Pilot Profile- PSA Captain Alissa Thody

Thody in the jet bridge. "I was standing in front of my first plane for the first leg of CA IOE. Beyond elated, so grateful, and SO EXCITED!!"

Thody in the jet bridge. “I was standing in front of my first plane for the first leg of CA IOE. Beyond elated, so grateful, and SO EXCITED!!”

As many people in the airline industry know, a lot of conversations happen between on-duty pilots and pilots jumpseating on flights. Thankfully for Captain Alissa Thody, and for PSA Airlines, these conversations can often be career changing.

“One year ago, I had never heard of PSA,” explains Captain Thody. Thody was in the right seat at that time, flying for another regional carrier, when a jumpseating PSA pilot gave her the rundown on his own experience at PSA and how maybe it would be a good move for her too. After seven and half years at that carrier, with capped FO pay and retracted upgrade opportunities resulting from a merger, it was an easy decision.

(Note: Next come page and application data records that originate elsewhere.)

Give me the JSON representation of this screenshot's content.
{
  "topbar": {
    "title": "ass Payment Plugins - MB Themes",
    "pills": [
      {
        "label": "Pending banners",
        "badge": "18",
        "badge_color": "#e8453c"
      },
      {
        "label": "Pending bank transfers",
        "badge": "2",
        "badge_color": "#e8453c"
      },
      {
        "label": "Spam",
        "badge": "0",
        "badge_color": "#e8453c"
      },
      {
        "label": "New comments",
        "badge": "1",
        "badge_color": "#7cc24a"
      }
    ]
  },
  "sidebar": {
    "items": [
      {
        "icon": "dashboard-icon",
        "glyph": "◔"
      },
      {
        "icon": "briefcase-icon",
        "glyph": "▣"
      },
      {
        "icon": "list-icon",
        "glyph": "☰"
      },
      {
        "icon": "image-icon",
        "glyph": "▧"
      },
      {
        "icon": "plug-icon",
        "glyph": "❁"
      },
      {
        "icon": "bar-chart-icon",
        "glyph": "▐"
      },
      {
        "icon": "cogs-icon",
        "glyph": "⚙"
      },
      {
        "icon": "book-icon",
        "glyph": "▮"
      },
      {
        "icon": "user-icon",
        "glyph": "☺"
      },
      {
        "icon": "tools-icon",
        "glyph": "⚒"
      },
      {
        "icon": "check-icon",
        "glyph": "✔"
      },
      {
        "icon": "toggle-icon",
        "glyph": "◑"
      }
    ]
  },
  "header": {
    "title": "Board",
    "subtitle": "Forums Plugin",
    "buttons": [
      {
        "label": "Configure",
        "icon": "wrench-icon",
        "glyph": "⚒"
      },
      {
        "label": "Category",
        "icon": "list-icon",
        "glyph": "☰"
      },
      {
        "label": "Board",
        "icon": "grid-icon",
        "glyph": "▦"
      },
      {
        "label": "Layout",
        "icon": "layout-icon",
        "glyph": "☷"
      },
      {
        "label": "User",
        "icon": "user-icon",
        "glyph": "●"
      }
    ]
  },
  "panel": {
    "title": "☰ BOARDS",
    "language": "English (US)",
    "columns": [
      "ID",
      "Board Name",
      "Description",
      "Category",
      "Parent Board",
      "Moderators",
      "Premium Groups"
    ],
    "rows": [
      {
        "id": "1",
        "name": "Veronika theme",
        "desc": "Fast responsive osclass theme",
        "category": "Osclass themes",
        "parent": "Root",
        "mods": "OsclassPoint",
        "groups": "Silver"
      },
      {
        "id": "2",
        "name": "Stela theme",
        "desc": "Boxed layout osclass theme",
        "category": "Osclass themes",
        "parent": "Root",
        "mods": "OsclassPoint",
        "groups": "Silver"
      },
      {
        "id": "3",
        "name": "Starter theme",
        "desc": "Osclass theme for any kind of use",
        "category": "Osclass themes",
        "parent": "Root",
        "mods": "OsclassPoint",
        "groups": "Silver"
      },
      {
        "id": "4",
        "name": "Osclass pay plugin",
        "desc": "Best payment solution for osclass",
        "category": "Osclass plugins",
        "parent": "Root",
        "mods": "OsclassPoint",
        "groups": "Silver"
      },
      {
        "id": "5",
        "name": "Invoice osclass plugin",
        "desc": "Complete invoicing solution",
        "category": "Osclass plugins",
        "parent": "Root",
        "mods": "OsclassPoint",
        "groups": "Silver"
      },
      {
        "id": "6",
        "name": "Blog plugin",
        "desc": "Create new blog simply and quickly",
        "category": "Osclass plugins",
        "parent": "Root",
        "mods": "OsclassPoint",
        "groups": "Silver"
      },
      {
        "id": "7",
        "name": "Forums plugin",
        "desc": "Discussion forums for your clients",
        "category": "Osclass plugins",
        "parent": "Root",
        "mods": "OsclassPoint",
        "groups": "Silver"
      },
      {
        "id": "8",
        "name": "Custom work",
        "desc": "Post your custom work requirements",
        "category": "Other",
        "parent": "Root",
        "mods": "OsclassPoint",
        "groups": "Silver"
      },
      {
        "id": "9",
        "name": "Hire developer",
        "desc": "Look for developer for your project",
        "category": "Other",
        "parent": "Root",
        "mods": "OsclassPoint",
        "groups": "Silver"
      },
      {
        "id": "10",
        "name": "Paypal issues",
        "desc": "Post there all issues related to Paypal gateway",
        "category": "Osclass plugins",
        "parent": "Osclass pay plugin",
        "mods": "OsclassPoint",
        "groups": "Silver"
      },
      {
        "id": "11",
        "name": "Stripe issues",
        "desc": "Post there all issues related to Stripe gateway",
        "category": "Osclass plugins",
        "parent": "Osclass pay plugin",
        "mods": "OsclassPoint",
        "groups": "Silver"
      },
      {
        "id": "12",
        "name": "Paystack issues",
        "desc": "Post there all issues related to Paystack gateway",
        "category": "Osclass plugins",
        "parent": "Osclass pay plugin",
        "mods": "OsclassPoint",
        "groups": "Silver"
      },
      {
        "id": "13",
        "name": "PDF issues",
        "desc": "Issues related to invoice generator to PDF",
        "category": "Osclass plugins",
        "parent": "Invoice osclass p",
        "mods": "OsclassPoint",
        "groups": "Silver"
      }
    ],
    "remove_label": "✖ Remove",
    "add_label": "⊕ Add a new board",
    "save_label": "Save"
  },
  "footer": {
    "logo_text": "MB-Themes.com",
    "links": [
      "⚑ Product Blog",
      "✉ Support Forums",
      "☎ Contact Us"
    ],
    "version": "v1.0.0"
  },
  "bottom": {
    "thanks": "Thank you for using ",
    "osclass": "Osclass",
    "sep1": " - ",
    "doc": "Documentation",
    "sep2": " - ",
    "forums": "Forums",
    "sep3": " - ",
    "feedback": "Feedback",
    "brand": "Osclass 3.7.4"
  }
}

Captain Thody’s story went a bit differently at PSA. “I went into FO training studying. I never quit studying. If I had a break, I instructed. I stayed current on policies and procedures. I was always preparing for upgrade.” This paid off for Thody when at the tail end of her FO training track, out on her IOE, she received her upgrade class date. “They don’t hold your hand in upgrade. Or anywhere in our training program. There’s no compromising safety. Don’t put in for upgrade unless you’re ready to upgrade.”

So is being a captain living up to the dream? “It is so much fun. All the FOs are so positive. They know there’s a light at the end of the tunnel; eight to nine months and they’ll be upgrading, and they want to be prepared. I try to be encouraging and tell them to keep studying… They didn’t know the industry when it was stagnant, the kind of growth here at PSA is unheard of. I tell them they’re lucky.”

“I still wouldn’t have upgraded if I had stayed where I was. I’d still be living in my parents’ basement if that pilot hadn’t been singing PSA’s praises in the jumpseat. I think that says a lot about the morale here. It’s about what we’re saying when no one is listening.”